“I hope you know you aren’t alone and I hope you feel God wrap his arms around you when you feel the depths of sorrow and loss,” she wrote.
Newsmaker of the Year: No. 5, Sergio Garcia
This was the year it finally happened for Sergio Garcia.
The one-time teen phenom, known for years as “El Nino,” entered the Masters as he had dozens of majors beforehand – shouldered with the burden of being the best player without a major.
Garcia was 0-for-72 driving down Magnolia Lane in April, but after a thrilling final round and sudden-death victory over Justin Rose, the Spaniard at long last captured his elusive first major title.
The expectation for years was that Garcia might land his white whale on a British links course, or perhaps at a U.S. Open where his elite ball-striking might shine. Instead it was on the storied back nine at Augusta National that he came alive, chasing down Rose thanks in part to a memorable approach on No. 15 that hit the pin and led to an eagle.
A green jacket was only the start of a transformative year for Garcia, 37, who heaped credit for his win on his then-fiancee, Angela Akins. The two were married in July, and months later the couple announced that they were expecting their first child to arrive just ahead of Garcia’s return to Augusta, where he'll host his first champions’ dinner.
And while players often cling to the notion that a major win won’t intrinsically change them, there was a noticeable difference in Garcia over the summer months. The weight of expectation, conscious or otherwise, seemed to lift almost instantly. Like other recent Masters champs, he took the green jacket on a worldwide tour, with stops at Wimbledon and a soccer match between Real Madrid and Barcelona.

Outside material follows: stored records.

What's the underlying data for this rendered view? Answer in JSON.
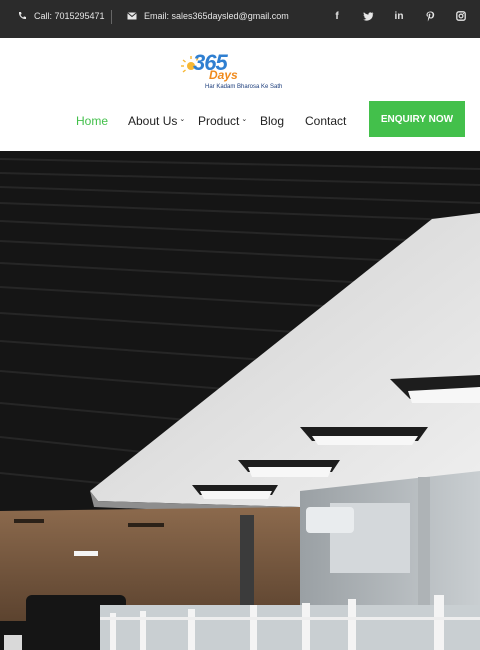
{
  "topbar": {
    "phone": "Call: 7015295471",
    "email": "Email: sales365daysled@gmail.com",
    "socials": [
      "facebook-icon",
      "twitter-icon",
      "linkedin-icon",
      "pinterest-icon",
      "instagram-icon"
    ]
  },
  "logo": {
    "number": "365",
    "word": "Days",
    "tagline": "Har Kadam Bharosa Ke Sath"
  },
  "nav": {
    "items": [
      {
        "label": "Home",
        "active": true
      },
      {
        "label": "About Us",
        "dropdown": true
      },
      {
        "label": "Product",
        "dropdown": true
      },
      {
        "label": "Blog"
      },
      {
        "label": "Contact"
      }
    ],
    "cta": "ENQUIRY NOW"
  },
  "colors": {
    "accent": "#43c04b",
    "topbar_bg": "#2b2b2b"
  }
}
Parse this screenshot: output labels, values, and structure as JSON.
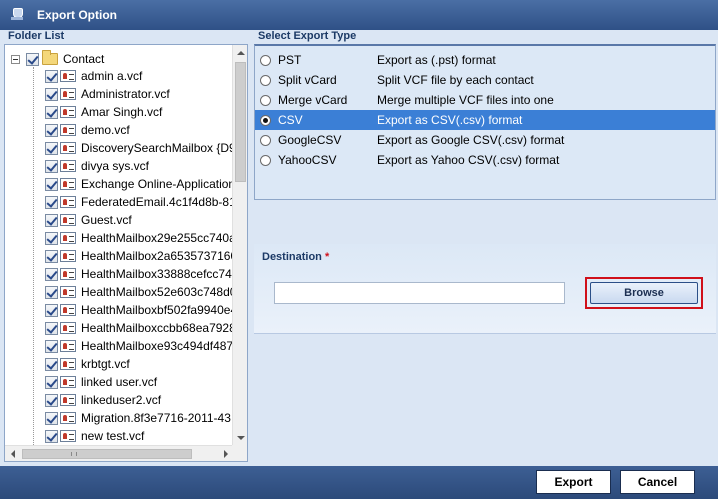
{
  "window": {
    "title": "Export Option",
    "icon": "app-icon"
  },
  "folder_list": {
    "label": "Folder List",
    "root": {
      "label": "Contact",
      "expander": "collapse",
      "checked": true,
      "icon": "folder-icon"
    },
    "items": [
      {
        "label": "admin a.vcf",
        "checked": true
      },
      {
        "label": "Administrator.vcf",
        "checked": true
      },
      {
        "label": "Amar Singh.vcf",
        "checked": true
      },
      {
        "label": "demo.vcf",
        "checked": true
      },
      {
        "label": "DiscoverySearchMailbox {D9",
        "checked": true
      },
      {
        "label": "divya sys.vcf",
        "checked": true
      },
      {
        "label": "Exchange Online-Application",
        "checked": true
      },
      {
        "label": "FederatedEmail.4c1f4d8b-81",
        "checked": true
      },
      {
        "label": "Guest.vcf",
        "checked": true
      },
      {
        "label": "HealthMailbox29e255cc740a",
        "checked": true
      },
      {
        "label": "HealthMailbox2a6535737160",
        "checked": true
      },
      {
        "label": "HealthMailbox33888cefcc744",
        "checked": true
      },
      {
        "label": "HealthMailbox52e603c748d0",
        "checked": true
      },
      {
        "label": "HealthMailboxbf502fa9940e4",
        "checked": true
      },
      {
        "label": "HealthMailboxccbb68ea7928",
        "checked": true
      },
      {
        "label": "HealthMailboxe93c494df4874",
        "checked": true
      },
      {
        "label": "krbtgt.vcf",
        "checked": true
      },
      {
        "label": "linked user.vcf",
        "checked": true
      },
      {
        "label": "linkeduser2.vcf",
        "checked": true
      },
      {
        "label": "Migration.8f3e7716-2011-43",
        "checked": true
      },
      {
        "label": "new test.vcf",
        "checked": true
      }
    ]
  },
  "export_type": {
    "label": "Select Export Type",
    "selected": "CSV",
    "options": [
      {
        "name": "PST",
        "description": "Export as (.pst) format"
      },
      {
        "name": "Split vCard",
        "description": "Split VCF file by each contact"
      },
      {
        "name": "Merge vCard",
        "description": "Merge multiple VCF files into one"
      },
      {
        "name": "CSV",
        "description": "Export as CSV(.csv) format"
      },
      {
        "name": "GoogleCSV",
        "description": "Export as Google CSV(.csv) format"
      },
      {
        "name": "YahooCSV",
        "description": "Export as Yahoo CSV(.csv) format"
      }
    ]
  },
  "destination": {
    "label": "Destination",
    "required_marker": "*",
    "value": "",
    "browse_label": "Browse",
    "highlight_color": "#d0101a"
  },
  "footer": {
    "export_label": "Export",
    "cancel_label": "Cancel"
  },
  "colors": {
    "titlebar": "#2f5187",
    "selection": "#3b7fd6",
    "panel": "#dce8f6"
  }
}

The player who burst onto the scene as a baby-faced upstart is now a grizzled veteran with nearly two decades of pro golf behind him. While the changes this year occurred both on and off the course, 2017 will always be remembered as the year when Garcia finally, improbably, earned the title of major champion.
Green jacket tour
Man of the people
Ace at 17th at Sawgrass
Departure from TaylorMade
Squashed beef with Paddy
Victory at Valderrama
Newsmakers of the Year: Top 10 in 2017
GolfChannel.com is counting down the top 10 Newsmakers of the Year as voted on by Golf Channel’s writers, editors, reporters and producers. Check out the list below, including future release dates:
No. 4: Dec. 13
No. 3: Dec. 14
No. 2: Dec. 15
No. 1: Dec. 18
Montana parents can't watch kids play high school golf
Well, this is a one new one.
According to a report from KTVQ in Montana, this line in the Montana State High School Association rule book all but forbids spectators from observing high school golf in that state:
“No spectators/fans are allowed on the course except for certain locations as designated by the tournament manager and club professional.”
Part of the issue, according to the report, is that most courses don't bother to designate those "certain locations" leaving parents unable to watch their kids compete.
“If you tell a parent that they can’t watch their kid play in the Thanksgiving Day football game, they would riot,” Chris Kelley, a high school golf parent, told KTVQ.
The report lists illegal outside coaching as one of the rule's chief motivations, but Montana State women's golf coach Brittany Basye doesn't quite buy that.
“I can go to a softball game and I can sit right behind the pitcher. I can make hand signals,” she is quoted in the report. “I can yell out names. I can do the same thing on a softball field that might affect that kid. Football games we can yell as loud as we want when someone is making a pass or a catch.”
The MHSA has argued that unlike other sports that are played in a confined area, the sprawling nature of a golf course would make it difficult to hire enough marshals to keep unruly spectators in check.
Meanwhile, there's a lawyer quoted in the report claiming this is some kind of civil rights issue.
Worth note, Montana is one of only two states that doesn't allow spectators on the course. The other state, Alaska, does not offer high school golf.